» WHAT THE TASK ASKS: Search the entries below for "title". Report each line where it occurs.

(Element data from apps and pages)
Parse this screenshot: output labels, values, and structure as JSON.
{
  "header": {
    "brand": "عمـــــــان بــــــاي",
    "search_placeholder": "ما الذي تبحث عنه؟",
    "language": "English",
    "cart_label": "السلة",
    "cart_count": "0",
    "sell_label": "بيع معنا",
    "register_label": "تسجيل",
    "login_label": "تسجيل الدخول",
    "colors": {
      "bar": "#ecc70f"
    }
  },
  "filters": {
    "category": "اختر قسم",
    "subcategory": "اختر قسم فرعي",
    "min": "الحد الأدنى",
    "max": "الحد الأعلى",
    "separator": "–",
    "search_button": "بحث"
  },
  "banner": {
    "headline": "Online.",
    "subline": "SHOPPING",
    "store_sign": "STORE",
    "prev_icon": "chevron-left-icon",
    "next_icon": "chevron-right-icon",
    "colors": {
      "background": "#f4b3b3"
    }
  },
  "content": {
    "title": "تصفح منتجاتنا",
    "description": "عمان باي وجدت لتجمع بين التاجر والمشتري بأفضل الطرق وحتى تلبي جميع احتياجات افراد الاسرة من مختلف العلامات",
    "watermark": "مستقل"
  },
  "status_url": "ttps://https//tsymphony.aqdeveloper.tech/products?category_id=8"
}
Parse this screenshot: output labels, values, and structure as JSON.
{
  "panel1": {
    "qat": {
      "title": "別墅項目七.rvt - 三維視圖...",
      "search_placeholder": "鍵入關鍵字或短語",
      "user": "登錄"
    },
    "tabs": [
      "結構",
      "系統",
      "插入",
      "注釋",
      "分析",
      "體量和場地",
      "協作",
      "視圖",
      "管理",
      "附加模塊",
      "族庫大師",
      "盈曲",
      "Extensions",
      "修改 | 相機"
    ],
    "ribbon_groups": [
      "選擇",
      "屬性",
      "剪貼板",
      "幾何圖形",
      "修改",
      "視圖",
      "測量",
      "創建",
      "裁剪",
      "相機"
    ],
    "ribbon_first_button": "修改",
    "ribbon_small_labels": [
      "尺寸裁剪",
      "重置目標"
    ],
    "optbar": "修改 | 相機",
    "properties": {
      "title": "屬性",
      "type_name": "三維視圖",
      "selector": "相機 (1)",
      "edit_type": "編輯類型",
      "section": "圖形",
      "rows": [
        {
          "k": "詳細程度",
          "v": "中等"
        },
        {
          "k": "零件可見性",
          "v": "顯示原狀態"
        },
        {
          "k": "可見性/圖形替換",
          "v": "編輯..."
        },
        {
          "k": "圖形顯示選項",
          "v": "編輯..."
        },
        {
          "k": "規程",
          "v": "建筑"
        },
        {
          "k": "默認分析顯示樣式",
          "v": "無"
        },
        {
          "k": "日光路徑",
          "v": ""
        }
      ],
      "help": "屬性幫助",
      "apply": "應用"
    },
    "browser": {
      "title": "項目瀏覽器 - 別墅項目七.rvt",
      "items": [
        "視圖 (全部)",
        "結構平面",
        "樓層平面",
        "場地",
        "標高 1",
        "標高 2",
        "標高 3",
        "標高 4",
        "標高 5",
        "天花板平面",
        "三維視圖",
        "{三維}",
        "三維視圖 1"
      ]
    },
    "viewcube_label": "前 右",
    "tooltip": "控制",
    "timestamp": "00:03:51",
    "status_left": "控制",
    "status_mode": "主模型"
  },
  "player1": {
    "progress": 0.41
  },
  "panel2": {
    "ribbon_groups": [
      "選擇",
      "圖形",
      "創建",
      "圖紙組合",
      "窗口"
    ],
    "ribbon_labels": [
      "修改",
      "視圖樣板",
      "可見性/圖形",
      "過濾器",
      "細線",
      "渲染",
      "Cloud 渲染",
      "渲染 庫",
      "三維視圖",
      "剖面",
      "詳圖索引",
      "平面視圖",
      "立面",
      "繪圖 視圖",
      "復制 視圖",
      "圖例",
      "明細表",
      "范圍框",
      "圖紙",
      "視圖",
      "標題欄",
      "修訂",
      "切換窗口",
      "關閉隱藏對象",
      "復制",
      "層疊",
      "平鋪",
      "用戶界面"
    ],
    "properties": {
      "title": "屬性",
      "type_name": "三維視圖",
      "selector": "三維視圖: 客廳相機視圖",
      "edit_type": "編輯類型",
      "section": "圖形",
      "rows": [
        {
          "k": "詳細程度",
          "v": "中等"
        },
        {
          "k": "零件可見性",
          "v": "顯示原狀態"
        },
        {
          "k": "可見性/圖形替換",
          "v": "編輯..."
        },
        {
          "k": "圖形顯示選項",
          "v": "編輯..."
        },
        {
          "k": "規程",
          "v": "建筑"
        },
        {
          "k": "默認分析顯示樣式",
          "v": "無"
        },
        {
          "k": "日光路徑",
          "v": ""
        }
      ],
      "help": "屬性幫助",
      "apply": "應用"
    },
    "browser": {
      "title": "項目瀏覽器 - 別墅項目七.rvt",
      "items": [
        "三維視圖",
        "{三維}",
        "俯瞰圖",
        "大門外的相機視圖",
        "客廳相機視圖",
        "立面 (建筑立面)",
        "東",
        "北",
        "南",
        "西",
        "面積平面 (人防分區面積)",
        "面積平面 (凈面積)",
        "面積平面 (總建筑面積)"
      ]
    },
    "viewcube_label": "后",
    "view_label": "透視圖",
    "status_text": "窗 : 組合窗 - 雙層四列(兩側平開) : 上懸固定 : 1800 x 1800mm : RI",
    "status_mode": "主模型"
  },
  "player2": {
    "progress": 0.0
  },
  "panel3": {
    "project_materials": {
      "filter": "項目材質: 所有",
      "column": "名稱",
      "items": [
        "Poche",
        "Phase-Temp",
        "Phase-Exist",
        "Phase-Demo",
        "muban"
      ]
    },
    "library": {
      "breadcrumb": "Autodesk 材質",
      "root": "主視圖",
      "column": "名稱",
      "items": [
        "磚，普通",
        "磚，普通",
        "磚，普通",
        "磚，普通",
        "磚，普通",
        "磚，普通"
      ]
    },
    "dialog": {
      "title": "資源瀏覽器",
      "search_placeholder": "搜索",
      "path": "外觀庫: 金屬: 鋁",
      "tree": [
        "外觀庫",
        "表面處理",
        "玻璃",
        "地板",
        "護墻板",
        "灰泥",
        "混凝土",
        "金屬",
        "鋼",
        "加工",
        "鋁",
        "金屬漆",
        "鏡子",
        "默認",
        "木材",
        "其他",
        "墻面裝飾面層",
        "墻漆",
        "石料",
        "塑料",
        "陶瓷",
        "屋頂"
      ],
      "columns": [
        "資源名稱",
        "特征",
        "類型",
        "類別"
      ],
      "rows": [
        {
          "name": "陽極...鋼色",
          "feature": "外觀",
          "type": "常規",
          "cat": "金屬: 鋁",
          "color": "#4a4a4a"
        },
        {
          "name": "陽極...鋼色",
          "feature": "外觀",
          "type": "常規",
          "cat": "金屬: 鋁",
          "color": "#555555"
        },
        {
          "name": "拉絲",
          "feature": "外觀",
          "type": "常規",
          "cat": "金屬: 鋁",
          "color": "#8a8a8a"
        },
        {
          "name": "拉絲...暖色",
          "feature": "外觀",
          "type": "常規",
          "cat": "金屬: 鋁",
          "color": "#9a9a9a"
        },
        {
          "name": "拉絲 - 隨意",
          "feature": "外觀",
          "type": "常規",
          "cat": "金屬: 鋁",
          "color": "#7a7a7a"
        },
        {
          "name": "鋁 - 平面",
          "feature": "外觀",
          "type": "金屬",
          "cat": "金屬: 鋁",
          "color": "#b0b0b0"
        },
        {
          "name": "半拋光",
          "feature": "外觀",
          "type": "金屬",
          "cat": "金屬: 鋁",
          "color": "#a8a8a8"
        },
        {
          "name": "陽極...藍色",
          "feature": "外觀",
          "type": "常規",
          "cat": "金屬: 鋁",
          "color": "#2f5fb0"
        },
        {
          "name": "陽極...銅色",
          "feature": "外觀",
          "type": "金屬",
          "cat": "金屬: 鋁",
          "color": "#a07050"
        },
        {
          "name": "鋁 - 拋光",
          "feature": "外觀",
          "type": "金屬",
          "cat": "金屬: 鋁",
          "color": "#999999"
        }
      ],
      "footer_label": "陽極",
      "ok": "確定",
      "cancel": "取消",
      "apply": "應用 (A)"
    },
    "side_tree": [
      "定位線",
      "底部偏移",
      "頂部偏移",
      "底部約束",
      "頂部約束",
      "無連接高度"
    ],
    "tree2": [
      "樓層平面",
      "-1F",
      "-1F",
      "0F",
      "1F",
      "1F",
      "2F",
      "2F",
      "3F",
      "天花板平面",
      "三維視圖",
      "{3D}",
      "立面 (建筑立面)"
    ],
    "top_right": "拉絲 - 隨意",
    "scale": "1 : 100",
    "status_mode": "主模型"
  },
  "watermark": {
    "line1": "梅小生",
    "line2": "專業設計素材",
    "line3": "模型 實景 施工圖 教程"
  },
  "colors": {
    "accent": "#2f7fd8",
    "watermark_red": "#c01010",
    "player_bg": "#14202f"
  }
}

» WRITTEN REPLY:
    "title": "تصفح منتجاتنا",
      "title": "別墅項目七.rvt - 三維視圖...",
      "title": "屬性",
      "title": "項目瀏覽器 - 別墅項目七.rvt",
      "title": "屬性",
      "title": "項目瀏覽器 - 別墅項目七.rvt",
      "title": "資源瀏覽器",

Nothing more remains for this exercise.